- [WORK REQUIRED]: The answer must be every line from the entries below that includes "desc".

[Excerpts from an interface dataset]
──────────

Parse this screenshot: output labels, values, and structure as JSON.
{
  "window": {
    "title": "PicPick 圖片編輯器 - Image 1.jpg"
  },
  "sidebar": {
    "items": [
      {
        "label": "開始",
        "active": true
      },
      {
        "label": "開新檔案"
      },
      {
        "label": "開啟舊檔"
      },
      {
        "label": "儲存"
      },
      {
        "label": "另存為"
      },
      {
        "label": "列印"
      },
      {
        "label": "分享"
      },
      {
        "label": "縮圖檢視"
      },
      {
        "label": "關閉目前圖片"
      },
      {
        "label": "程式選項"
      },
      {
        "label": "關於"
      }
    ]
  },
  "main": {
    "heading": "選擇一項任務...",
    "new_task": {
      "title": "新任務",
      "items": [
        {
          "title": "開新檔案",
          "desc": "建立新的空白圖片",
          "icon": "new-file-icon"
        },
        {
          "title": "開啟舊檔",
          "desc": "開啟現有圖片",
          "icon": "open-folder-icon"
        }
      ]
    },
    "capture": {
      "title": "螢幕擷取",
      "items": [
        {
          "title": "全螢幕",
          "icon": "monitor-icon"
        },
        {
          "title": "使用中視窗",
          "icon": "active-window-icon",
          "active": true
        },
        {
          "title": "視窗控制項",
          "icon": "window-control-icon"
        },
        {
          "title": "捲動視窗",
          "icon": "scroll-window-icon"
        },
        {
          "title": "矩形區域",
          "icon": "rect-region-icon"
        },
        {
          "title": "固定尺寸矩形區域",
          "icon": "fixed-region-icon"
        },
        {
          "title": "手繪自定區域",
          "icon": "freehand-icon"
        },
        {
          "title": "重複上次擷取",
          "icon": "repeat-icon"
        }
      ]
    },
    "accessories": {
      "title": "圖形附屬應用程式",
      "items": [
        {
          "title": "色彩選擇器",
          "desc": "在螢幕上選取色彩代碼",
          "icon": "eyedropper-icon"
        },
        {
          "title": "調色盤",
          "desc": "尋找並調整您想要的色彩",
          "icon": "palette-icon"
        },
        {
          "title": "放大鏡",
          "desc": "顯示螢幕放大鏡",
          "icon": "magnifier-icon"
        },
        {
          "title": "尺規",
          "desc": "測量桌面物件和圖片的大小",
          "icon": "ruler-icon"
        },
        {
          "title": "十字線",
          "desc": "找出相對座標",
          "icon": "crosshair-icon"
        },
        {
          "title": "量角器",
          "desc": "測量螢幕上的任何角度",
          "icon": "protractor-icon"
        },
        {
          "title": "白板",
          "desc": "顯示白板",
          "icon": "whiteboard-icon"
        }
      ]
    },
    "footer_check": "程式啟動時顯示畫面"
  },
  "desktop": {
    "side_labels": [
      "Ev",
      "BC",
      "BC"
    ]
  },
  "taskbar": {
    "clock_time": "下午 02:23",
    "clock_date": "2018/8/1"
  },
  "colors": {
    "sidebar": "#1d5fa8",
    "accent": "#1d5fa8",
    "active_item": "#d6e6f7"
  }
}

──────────

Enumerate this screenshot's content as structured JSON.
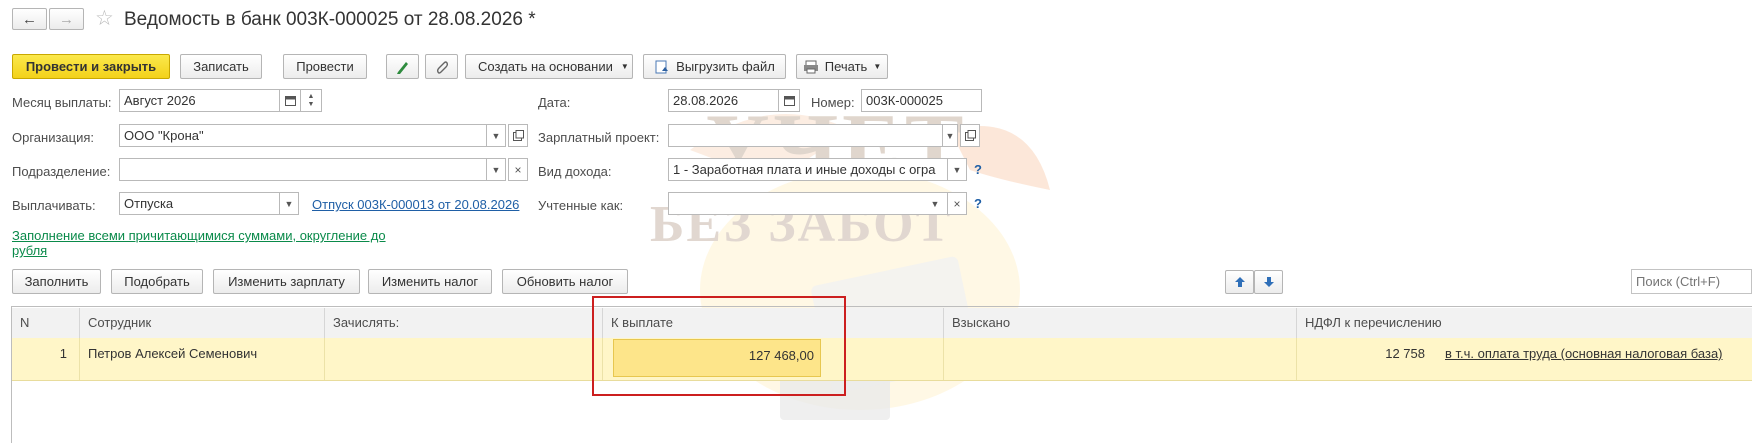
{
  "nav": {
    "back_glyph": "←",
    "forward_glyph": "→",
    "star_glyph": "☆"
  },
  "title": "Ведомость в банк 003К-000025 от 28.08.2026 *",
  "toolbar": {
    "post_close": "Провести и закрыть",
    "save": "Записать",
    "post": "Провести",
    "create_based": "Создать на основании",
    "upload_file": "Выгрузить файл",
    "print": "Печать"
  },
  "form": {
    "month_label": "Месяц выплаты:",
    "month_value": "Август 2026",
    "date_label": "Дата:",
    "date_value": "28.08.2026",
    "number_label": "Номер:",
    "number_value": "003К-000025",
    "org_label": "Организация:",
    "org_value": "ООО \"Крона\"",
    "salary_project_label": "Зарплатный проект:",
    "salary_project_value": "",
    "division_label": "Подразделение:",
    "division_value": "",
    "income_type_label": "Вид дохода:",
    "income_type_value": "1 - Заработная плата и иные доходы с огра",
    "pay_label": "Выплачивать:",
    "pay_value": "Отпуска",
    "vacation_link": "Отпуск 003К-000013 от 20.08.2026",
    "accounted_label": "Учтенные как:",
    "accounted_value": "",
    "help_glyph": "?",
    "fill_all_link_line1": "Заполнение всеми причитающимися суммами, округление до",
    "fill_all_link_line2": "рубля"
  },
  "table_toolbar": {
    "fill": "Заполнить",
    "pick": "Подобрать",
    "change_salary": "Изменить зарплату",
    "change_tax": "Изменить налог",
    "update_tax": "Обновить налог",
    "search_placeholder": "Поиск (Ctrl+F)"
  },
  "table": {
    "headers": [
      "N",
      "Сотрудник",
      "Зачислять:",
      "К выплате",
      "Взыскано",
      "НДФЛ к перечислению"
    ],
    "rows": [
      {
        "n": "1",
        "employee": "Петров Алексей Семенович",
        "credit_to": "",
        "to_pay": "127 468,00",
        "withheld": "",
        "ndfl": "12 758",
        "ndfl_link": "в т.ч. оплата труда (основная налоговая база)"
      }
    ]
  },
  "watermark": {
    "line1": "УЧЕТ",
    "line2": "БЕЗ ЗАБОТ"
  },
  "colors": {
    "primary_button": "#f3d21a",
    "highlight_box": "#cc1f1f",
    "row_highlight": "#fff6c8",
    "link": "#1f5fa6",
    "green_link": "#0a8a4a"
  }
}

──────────

- [OUTPUT OF THE EXERCISE]:
          "desc": "建立新的空白圖片",
          "desc": "開啟現有圖片",
          "desc": "在螢幕上選取色彩代碼",
          "desc": "尋找並調整您想要的色彩",
          "desc": "顯示螢幕放大鏡",
          "desc": "測量桌面物件和圖片的大小",
          "desc": "找出相對座標",
          "desc": "測量螢幕上的任何角度",
          "desc": "顯示白板",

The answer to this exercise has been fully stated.